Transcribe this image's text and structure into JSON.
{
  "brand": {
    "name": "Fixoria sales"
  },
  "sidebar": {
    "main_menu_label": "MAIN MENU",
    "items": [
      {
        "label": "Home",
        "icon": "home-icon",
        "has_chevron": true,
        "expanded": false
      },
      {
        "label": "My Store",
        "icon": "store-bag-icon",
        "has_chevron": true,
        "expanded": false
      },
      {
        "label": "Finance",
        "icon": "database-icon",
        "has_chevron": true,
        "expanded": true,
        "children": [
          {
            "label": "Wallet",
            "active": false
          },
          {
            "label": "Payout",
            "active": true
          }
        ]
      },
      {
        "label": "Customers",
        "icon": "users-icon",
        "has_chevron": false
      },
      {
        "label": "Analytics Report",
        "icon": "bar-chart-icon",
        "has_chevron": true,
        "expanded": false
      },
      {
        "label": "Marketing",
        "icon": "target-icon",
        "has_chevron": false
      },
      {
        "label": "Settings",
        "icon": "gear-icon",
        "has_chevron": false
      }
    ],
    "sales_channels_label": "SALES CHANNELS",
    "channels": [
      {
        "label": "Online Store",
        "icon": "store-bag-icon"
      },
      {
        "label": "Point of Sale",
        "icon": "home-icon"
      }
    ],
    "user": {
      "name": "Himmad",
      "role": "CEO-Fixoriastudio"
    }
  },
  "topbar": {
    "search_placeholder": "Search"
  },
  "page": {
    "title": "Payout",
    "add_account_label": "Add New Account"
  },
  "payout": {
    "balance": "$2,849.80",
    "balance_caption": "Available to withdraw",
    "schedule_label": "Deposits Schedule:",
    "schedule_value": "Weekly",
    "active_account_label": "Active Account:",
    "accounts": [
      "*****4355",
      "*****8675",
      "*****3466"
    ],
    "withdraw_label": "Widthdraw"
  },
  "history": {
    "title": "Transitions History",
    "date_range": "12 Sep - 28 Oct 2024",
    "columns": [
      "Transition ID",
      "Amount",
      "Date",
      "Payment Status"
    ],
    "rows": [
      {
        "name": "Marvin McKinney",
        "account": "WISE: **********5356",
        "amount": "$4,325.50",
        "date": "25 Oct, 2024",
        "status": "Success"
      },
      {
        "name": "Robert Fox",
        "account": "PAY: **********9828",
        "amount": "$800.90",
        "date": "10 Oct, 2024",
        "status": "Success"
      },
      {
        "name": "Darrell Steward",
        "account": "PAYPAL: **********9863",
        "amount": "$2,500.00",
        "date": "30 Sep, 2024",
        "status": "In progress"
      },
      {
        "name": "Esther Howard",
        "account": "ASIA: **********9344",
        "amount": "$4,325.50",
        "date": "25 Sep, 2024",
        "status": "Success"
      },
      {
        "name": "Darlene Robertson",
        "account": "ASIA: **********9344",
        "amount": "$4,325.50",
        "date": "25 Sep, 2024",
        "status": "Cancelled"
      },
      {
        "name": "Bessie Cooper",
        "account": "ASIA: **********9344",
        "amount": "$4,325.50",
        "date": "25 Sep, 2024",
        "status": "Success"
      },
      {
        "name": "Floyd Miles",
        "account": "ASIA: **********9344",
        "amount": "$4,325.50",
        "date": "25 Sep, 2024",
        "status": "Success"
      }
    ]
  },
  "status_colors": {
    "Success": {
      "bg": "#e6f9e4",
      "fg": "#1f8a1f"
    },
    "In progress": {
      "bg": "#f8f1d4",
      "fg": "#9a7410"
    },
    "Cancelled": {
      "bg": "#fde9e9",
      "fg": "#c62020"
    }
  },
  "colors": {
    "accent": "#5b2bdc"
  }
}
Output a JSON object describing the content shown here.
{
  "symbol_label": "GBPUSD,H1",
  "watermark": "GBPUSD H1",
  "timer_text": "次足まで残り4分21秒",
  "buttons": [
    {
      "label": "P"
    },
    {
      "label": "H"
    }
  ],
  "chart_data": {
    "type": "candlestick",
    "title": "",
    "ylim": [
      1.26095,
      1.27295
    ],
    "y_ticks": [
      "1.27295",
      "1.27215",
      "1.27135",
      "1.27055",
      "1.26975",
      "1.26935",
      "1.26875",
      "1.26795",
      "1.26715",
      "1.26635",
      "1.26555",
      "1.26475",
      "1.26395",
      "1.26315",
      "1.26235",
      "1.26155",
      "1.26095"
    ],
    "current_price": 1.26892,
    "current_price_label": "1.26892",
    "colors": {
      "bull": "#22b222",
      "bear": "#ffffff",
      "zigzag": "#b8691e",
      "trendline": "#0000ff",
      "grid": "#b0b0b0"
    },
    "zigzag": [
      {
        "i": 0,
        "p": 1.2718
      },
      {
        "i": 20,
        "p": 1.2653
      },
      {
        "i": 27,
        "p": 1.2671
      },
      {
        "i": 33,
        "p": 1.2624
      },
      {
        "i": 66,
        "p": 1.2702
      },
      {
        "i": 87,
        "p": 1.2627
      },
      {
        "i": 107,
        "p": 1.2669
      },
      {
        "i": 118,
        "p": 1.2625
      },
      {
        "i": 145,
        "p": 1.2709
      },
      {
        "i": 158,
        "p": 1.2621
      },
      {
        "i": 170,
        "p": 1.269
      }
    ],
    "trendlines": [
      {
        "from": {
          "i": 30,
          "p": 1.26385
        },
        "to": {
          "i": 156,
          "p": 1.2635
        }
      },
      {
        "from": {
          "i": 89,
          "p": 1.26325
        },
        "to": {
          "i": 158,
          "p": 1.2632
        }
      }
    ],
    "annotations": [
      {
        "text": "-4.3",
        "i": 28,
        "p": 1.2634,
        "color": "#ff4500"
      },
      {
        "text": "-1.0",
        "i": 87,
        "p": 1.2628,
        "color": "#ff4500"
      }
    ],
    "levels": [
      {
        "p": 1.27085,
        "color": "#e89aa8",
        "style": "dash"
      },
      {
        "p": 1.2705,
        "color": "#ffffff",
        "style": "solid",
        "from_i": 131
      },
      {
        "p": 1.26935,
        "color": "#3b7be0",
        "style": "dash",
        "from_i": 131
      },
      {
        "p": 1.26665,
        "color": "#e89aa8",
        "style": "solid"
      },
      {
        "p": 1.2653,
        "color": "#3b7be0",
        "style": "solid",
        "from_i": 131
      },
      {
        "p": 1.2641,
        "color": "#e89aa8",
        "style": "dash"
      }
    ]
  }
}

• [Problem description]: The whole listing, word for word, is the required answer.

• [Result for this task]:
Transcribe this image's text and structure into JSON.
{
  "brand": {
    "name": "Fixoria sales"
  },
  "sidebar": {
    "main_menu_label": "MAIN MENU",
    "items": [
      {
        "label": "Home",
        "icon": "home-icon",
        "has_chevron": true,
        "expanded": false
      },
      {
        "label": "My Store",
        "icon": "store-bag-icon",
        "has_chevron": true,
        "expanded": false
      },
      {
        "label": "Finance",
        "icon": "database-icon",
        "has_chevron": true,
        "expanded": true,
        "children": [
          {
            "label": "Wallet",
            "active": false
          },
          {
            "label": "Payout",
            "active": true
          }
        ]
      },
      {
        "label": "Customers",
        "icon": "users-icon",
        "has_chevron": false
      },
      {
        "label": "Analytics Report",
        "icon": "bar-chart-icon",
        "has_chevron": true,
        "expanded": false
      },
      {
        "label": "Marketing",
        "icon": "target-icon",
        "has_chevron": false
      },
      {
        "label": "Settings",
        "icon": "gear-icon",
        "has_chevron": false
      }
    ],
    "sales_channels_label": "SALES CHANNELS",
    "channels": [
      {
        "label": "Online Store",
        "icon": "store-bag-icon"
      },
      {
        "label": "Point of Sale",
        "icon": "home-icon"
      }
    ],
    "user": {
      "name": "Himmad",
      "role": "CEO-Fixoriastudio"
    }
  },
  "topbar": {
    "search_placeholder": "Search"
  },
  "page": {
    "title": "Payout",
    "add_account_label": "Add New Account"
  },
  "payout": {
    "balance": "$2,849.80",
    "balance_caption": "Available to withdraw",
    "schedule_label": "Deposits Schedule:",
    "schedule_value": "Weekly",
    "active_account_label": "Active Account:",
    "accounts": [
      "*****4355",
      "*****8675",
      "*****3466"
    ],
    "withdraw_label": "Widthdraw"
  },
  "history": {
    "title": "Transitions History",
    "date_range": "12 Sep - 28 Oct 2024",
    "columns": [
      "Transition ID",
      "Amount",
      "Date",
      "Payment Status"
    ],
    "rows": [
      {
        "name": "Marvin McKinney",
        "account": "WISE: **********5356",
        "amount": "$4,325.50",
        "date": "25 Oct, 2024",
        "status": "Success"
      },
      {
        "name": "Robert Fox",
        "account": "PAY: **********9828",
        "amount": "$800.90",
        "date": "10 Oct, 2024",
        "status": "Success"
      },
      {
        "name": "Darrell Steward",
        "account": "PAYPAL: **********9863",
        "amount": "$2,500.00",
        "date": "30 Sep, 2024",
        "status": "In progress"
      },
      {
        "name": "Esther Howard",
        "account": "ASIA: **********9344",
        "amount": "$4,325.50",
        "date": "25 Sep, 2024",
        "status": "Success"
      },
      {
        "name": "Darlene Robertson",
        "account": "ASIA: **********9344",
        "amount": "$4,325.50",
        "date": "25 Sep, 2024",
        "status": "Cancelled"
      },
      {
        "name": "Bessie Cooper",
        "account": "ASIA: **********9344",
        "amount": "$4,325.50",
        "date": "25 Sep, 2024",
        "status": "Success"
      },
      {
        "name": "Floyd Miles",
        "account": "ASIA: **********9344",
        "amount": "$4,325.50",
        "date": "25 Sep, 2024",
        "status": "Success"
      }
    ]
  },
  "status_colors": {
    "Success": {
      "bg": "#e6f9e4",
      "fg": "#1f8a1f"
    },
    "In progress": {
      "bg": "#f8f1d4",
      "fg": "#9a7410"
    },
    "Cancelled": {
      "bg": "#fde9e9",
      "fg": "#c62020"
    }
  },
  "colors": {
    "accent": "#5b2bdc"
  }
}
Output a JSON object describing the content shown here.
{
  "symbol_label": "GBPUSD,H1",
  "watermark": "GBPUSD H1",
  "timer_text": "次足まで残り4分21秒",
  "buttons": [
    {
      "label": "P"
    },
    {
      "label": "H"
    }
  ],
  "chart_data": {
    "type": "candlestick",
    "title": "",
    "ylim": [
      1.26095,
      1.27295
    ],
    "y_ticks": [
      "1.27295",
      "1.27215",
      "1.27135",
      "1.27055",
      "1.26975",
      "1.26935",
      "1.26875",
      "1.26795",
      "1.26715",
      "1.26635",
      "1.26555",
      "1.26475",
      "1.26395",
      "1.26315",
      "1.26235",
      "1.26155",
      "1.26095"
    ],
    "current_price": 1.26892,
    "current_price_label": "1.26892",
    "colors": {
      "bull": "#22b222",
      "bear": "#ffffff",
      "zigzag": "#b8691e",
      "trendline": "#0000ff",
      "grid": "#b0b0b0"
    },
    "zigzag": [
      {
        "i": 0,
        "p": 1.2718
      },
      {
        "i": 20,
        "p": 1.2653
      },
      {
        "i": 27,
        "p": 1.2671
      },
      {
        "i": 33,
        "p": 1.2624
      },
      {
        "i": 66,
        "p": 1.2702
      },
      {
        "i": 87,
        "p": 1.2627
      },
      {
        "i": 107,
        "p": 1.2669
      },
      {
        "i": 118,
        "p": 1.2625
      },
      {
        "i": 145,
        "p": 1.2709
      },
      {
        "i": 158,
        "p": 1.2621
      },
      {
        "i": 170,
        "p": 1.269
      }
    ],
    "trendlines": [
      {
        "from": {
          "i": 30,
          "p": 1.26385
        },
        "to": {
          "i": 156,
          "p": 1.2635
        }
      },
      {
        "from": {
          "i": 89,
          "p": 1.26325
        },
        "to": {
          "i": 158,
          "p": 1.2632
        }
      }
    ],
    "annotations": [
      {
        "text": "-4.3",
        "i": 28,
        "p": 1.2634,
        "color": "#ff4500"
      },
      {
        "text": "-1.0",
        "i": 87,
        "p": 1.2628,
        "color": "#ff4500"
      }
    ],
    "levels": [
      {
        "p": 1.27085,
        "color": "#e89aa8",
        "style": "dash"
      },
      {
        "p": 1.2705,
        "color": "#ffffff",
        "style": "solid",
        "from_i": 131
      },
      {
        "p": 1.26935,
        "color": "#3b7be0",
        "style": "dash",
        "from_i": 131
      },
      {
        "p": 1.26665,
        "color": "#e89aa8",
        "style": "solid"
      },
      {
        "p": 1.2653,
        "color": "#3b7be0",
        "style": "solid",
        "from_i": 131
      },
      {
        "p": 1.2641,
        "color": "#e89aa8",
        "style": "dash"
      }
    ]
  }
}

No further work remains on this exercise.